As with any surgery, gastric bypass carries some risks. Complications of surgery include infection, blood clots, and internal bleeding. Another risk is that the anastomosis, the new connection created in your intestines during the bypass surgery, will leak. Leaking of digestive juices and partially digested food through an anastomosis is one of the most serious complications after bypass surgery.
Gastric bypass overview
Gastric bypass is the most common type of weight-loss surgery. During bypass surgery, a loop of your intestine is cut and brought up and reconnected to an area adjacent to your stomach. Food is then redirected past your stomach to an area farther down in your digestive system. Because food will now bypass your stomach, your body does not absorb as many calories, and you will feel full faster after eating.
Your doctor may suggest this surgery if you have a body mass index (BMI) of 40 or higher or if you have a BMI of 35 or higher along with serious weight-related, health problems.
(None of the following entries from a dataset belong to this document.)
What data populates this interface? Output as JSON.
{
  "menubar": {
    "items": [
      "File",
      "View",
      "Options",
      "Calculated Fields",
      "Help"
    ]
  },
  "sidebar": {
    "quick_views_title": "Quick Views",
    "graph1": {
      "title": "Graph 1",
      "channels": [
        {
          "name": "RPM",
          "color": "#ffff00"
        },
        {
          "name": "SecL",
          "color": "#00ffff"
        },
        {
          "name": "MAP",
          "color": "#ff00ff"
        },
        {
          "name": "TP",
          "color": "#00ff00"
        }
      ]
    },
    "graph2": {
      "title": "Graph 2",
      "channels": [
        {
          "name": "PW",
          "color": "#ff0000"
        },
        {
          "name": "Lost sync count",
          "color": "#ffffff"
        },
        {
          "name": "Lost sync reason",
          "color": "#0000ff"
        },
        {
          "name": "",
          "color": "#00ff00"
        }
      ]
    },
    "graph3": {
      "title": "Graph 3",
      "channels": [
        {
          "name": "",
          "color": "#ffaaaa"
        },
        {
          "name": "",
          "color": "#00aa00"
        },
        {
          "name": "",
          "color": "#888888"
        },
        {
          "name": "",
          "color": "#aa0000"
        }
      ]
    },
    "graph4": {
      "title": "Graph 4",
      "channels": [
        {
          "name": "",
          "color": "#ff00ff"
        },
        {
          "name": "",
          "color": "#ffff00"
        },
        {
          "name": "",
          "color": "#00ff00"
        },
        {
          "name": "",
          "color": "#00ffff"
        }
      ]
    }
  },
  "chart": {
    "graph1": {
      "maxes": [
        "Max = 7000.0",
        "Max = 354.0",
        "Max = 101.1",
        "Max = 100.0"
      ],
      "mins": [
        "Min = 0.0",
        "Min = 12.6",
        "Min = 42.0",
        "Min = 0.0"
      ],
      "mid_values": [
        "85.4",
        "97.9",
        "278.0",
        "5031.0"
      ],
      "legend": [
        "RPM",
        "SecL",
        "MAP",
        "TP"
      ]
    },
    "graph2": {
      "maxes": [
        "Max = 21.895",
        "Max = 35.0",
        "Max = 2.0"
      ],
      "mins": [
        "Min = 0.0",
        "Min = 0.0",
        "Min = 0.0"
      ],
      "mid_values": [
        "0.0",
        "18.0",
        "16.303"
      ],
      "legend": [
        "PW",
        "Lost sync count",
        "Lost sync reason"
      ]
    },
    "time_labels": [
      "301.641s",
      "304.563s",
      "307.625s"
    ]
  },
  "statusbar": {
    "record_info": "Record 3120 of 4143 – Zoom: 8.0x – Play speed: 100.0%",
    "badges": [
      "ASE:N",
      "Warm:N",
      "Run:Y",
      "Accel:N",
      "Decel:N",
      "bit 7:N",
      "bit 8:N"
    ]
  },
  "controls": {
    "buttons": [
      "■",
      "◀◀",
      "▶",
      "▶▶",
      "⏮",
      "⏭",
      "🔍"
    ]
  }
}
A BMI of more than 40 typically means that you are at least 100 pounds overweight.
Symptoms of anastomotic leaking
Anastomotic leaks occur in 2 to 6 percent of bypass procedures, depending on the type of surgery. A leak may happen up to a month later, but most develop at about three days after surgery. Symptoms of an anastomotic leak include:
Rapid heart rate
Drainage from a surgical wound
Pain in the shoulder area
Low blood pressure
Decreased urine output
The more obese you are, the more at risk you are for an anastomotic leak. Other risk factors include being male, having other medical problems besides obesity, and having a history of previous abdominal surgery.
Diagnosis and treatment of anastomotic leaking
The most reliable diagnostic test for anastomotic leaking is an upper GI series with a CT scan. This involves putting dye inside the upper digestive area and then taking computer-guided X-rays to see if the dye is leaking through the anastomosis. If you have a negative exam but still have symptoms, your doctor may do an emergency operation to look for a leak.
The medical team treating an anastomotic leak will likely take these steps:
Give you antibiotics through an IV.
Drain any infection caused by the leak, repair the leak, or make a new anastomosis.
Stop all oral feedings. You may be fed through a tube that goes directly into your intestine until the leak has healed.
Risks of anastomotic leaking
A leaking anastomosis may cause bleeding and infection until it is treated. Long-term complications may include scarring or a drainage tract through the skin called a fistula. Pneumonia is another dangerous complication, because digestive juices can spill into the lungs.
If you are considering gastric bypass surgery for obesity, discuss the procedure carefully with your doctor. The overall risk of serious complications should be weighed against the risk of continued obesity. Remember that gastric bypass surgery works best when combined with long- term, healthy lifestyle choices involving good nutrition and regular exercise.